The only thing you can do with that volume of beetroot, unless you’re on a salad diet, is to pickle it. I’ve never pickled anything in my life before. I know my Nanna used to pickle beetroot, but she used a pressure cooker. The stain left by a thermonuclear temperature jet of death dealing beetroot would still be on her kitchen ceiling if her house hadn’t been demolished by soulless developers. I don’t trust pressure cookers. Or developers. So I’m not doing it that way.

There appears to be the American way of pickling beetroot and the Australian way, so I take a recipe from the ABC Tasmania site and use that. Except because I have julienned beetroot I decide not to cook it. I think it would be great crunchy. First you have to sterilise your jars. I had to get down my second biggest stockpot for that.

I have 700 grams of beetroot as it turns out, so I reduced the recipe I found. Place in a non reactive saucepan 700 mls of white vinegar (I would have used a fancy apple cider vinegar or something, but I wanted to get these babies pickled while they were still fresh off the back of the truck), a scant three quarters of a cup of brown sugar, a bay leaf, half a cinnamon stick, six cloves, ten peppercorns, a bit under a teaspoon of allspice and a teaspoon of salt.

I heated that until it boiled, then covered it and let it simmer for a bit to extract those flavours. Meanwhile I managed to get the jars out of their boiling water bath without burning myself too badly. I packed the beetroot into them using tongs, trying to be all sterile and everything. They filled the jars neatly to the top with a bit of squashing. I let the pickling liquid sit for about quarter of an hour to cool down and infuse a bit more. I got the liquid into the jars using a funnel with a sieve in it.

The liquid wasn’t enough to fill the jars, curses curses. But while poking at the beetroot in frustration I found that it packed down quite a bit more in the warm liquid and there was enough after all, oh me of little faith.
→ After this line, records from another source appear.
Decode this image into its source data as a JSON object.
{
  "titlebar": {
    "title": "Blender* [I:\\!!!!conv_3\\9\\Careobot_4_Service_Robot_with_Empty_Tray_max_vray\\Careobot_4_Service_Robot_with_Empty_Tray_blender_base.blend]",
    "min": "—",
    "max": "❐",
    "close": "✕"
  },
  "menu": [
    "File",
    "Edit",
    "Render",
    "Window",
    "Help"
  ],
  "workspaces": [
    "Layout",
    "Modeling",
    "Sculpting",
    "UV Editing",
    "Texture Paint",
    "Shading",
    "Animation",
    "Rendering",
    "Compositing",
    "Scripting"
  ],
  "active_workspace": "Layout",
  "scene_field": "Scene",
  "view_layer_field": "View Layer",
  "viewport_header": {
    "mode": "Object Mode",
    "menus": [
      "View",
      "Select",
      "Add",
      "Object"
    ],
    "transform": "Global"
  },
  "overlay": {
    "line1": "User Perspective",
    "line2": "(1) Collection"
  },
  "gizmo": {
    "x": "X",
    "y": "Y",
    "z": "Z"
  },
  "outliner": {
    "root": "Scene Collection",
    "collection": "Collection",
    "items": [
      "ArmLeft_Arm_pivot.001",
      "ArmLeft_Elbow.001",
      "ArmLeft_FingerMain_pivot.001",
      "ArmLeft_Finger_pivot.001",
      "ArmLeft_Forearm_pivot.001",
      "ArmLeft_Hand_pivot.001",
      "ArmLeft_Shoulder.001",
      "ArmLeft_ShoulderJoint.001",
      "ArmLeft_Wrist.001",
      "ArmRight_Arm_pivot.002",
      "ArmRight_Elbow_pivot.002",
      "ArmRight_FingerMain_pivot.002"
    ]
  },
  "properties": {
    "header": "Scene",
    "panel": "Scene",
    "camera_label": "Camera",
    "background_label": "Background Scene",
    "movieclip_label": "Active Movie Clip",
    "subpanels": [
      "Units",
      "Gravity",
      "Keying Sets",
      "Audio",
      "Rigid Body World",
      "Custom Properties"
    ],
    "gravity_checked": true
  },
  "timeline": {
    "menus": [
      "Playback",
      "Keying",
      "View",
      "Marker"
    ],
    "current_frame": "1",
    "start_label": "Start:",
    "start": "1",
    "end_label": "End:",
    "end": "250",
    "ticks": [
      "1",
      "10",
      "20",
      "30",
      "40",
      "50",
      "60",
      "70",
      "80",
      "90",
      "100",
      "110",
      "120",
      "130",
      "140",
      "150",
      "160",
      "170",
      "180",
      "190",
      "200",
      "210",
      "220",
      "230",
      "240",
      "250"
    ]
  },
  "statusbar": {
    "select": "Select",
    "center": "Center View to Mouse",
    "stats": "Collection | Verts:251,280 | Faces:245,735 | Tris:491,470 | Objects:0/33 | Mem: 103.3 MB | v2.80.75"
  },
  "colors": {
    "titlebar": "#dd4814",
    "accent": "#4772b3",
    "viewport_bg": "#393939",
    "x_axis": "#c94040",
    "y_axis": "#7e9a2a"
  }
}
I think you’re supposed to leave it for a couple of weeks alone with its thoughts, to mature and develop and a whole lot of other anthropomorphic stuff. But I couldn’t wait and had a taste today. It tastes like bought beetroot, only sparkly and crunchy and alive. Oh man, it’s good. We might have to have hamburger night very soon. Or it would go so well with rocket and walnuts and a soft feta, or goats cheese, and cracked pepper and a splash of olive oil. Maybe I should have got two kilos. I’d need to go to The Source then and buy some more jars. Oh the horror.